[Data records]

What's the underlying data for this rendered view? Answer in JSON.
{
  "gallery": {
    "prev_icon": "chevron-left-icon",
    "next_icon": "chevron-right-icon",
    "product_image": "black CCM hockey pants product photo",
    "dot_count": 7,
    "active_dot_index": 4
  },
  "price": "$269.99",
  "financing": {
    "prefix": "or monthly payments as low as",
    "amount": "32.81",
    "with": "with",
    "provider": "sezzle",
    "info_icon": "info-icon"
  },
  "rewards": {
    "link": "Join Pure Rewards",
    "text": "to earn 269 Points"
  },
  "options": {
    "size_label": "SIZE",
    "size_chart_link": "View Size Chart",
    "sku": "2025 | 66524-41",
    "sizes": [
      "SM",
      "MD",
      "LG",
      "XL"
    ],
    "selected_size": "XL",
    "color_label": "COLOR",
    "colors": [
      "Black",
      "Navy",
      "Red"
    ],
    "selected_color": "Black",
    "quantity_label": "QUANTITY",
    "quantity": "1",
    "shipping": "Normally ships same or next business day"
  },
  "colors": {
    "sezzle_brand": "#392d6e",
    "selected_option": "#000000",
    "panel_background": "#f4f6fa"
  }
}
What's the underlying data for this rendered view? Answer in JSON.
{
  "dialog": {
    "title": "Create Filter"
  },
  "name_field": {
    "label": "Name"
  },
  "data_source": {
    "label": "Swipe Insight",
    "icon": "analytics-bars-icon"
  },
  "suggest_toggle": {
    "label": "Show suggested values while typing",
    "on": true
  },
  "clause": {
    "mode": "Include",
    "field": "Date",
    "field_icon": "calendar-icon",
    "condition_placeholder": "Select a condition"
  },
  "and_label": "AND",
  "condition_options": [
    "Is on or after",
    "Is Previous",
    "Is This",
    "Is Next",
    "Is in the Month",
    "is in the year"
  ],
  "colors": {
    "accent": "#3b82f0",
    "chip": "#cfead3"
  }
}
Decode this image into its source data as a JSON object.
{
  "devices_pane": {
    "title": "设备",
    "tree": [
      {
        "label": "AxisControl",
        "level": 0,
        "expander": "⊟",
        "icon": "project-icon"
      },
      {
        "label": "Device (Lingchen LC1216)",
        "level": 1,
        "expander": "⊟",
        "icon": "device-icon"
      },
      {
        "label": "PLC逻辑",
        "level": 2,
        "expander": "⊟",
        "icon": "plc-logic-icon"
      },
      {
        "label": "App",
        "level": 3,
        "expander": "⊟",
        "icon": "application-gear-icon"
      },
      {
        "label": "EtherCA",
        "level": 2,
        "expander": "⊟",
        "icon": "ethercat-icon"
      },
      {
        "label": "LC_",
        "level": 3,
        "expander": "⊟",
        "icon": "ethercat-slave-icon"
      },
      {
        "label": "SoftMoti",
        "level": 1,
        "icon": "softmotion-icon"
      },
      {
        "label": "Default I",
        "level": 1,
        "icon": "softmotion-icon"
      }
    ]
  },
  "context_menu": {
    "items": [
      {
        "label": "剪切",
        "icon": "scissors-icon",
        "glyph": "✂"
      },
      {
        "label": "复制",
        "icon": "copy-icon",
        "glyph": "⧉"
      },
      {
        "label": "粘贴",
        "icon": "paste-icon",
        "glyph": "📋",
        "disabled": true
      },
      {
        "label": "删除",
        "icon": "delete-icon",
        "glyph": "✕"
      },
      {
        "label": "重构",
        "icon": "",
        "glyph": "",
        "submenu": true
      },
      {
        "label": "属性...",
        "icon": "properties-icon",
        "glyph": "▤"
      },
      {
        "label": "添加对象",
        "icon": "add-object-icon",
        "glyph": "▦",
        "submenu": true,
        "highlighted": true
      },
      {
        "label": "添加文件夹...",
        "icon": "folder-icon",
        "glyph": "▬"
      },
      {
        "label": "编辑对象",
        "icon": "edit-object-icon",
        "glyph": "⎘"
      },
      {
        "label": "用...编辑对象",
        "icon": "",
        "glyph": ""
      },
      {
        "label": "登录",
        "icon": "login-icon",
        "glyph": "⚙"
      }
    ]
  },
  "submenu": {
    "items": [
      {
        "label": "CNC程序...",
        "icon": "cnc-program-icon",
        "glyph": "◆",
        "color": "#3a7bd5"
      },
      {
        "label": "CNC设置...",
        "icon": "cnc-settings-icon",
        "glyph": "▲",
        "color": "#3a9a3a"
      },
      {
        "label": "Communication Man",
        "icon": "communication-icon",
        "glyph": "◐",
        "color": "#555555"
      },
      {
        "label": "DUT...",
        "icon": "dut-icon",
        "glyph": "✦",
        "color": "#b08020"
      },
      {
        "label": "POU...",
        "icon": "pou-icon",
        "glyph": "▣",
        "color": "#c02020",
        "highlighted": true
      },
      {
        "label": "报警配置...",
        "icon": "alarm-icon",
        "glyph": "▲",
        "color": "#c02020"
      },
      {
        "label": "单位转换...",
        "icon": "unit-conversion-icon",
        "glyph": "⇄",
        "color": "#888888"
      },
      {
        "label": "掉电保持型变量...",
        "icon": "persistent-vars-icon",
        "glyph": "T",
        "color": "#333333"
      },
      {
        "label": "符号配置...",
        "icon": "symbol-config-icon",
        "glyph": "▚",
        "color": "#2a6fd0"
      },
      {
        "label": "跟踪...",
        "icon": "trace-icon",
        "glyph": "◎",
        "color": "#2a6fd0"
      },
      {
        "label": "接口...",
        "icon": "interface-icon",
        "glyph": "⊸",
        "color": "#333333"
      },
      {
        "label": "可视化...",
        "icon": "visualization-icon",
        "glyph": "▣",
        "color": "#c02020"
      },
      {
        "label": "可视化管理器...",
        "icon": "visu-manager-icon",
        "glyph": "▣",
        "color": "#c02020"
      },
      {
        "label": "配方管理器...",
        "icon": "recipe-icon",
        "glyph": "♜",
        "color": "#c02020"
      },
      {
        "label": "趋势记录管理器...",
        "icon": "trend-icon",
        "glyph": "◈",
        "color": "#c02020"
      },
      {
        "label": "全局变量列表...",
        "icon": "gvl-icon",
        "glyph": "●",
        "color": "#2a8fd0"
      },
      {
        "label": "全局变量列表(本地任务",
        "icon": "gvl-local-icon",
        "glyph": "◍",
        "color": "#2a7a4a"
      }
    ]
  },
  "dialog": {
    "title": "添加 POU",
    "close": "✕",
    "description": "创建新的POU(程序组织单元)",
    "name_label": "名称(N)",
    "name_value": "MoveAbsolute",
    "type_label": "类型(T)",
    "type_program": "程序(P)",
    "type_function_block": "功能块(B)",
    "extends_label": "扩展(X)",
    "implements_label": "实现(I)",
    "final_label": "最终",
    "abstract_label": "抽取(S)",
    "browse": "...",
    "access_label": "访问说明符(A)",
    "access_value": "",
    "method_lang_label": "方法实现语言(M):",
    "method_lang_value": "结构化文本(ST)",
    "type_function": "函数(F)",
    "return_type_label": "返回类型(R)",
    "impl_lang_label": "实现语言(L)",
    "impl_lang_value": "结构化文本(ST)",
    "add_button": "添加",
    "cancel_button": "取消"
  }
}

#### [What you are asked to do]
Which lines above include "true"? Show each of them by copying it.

#### [Task solution]
    "on": true
        "disabled": true
        "submenu": true
        "submenu": true,
        "highlighted": true
        "highlighted": true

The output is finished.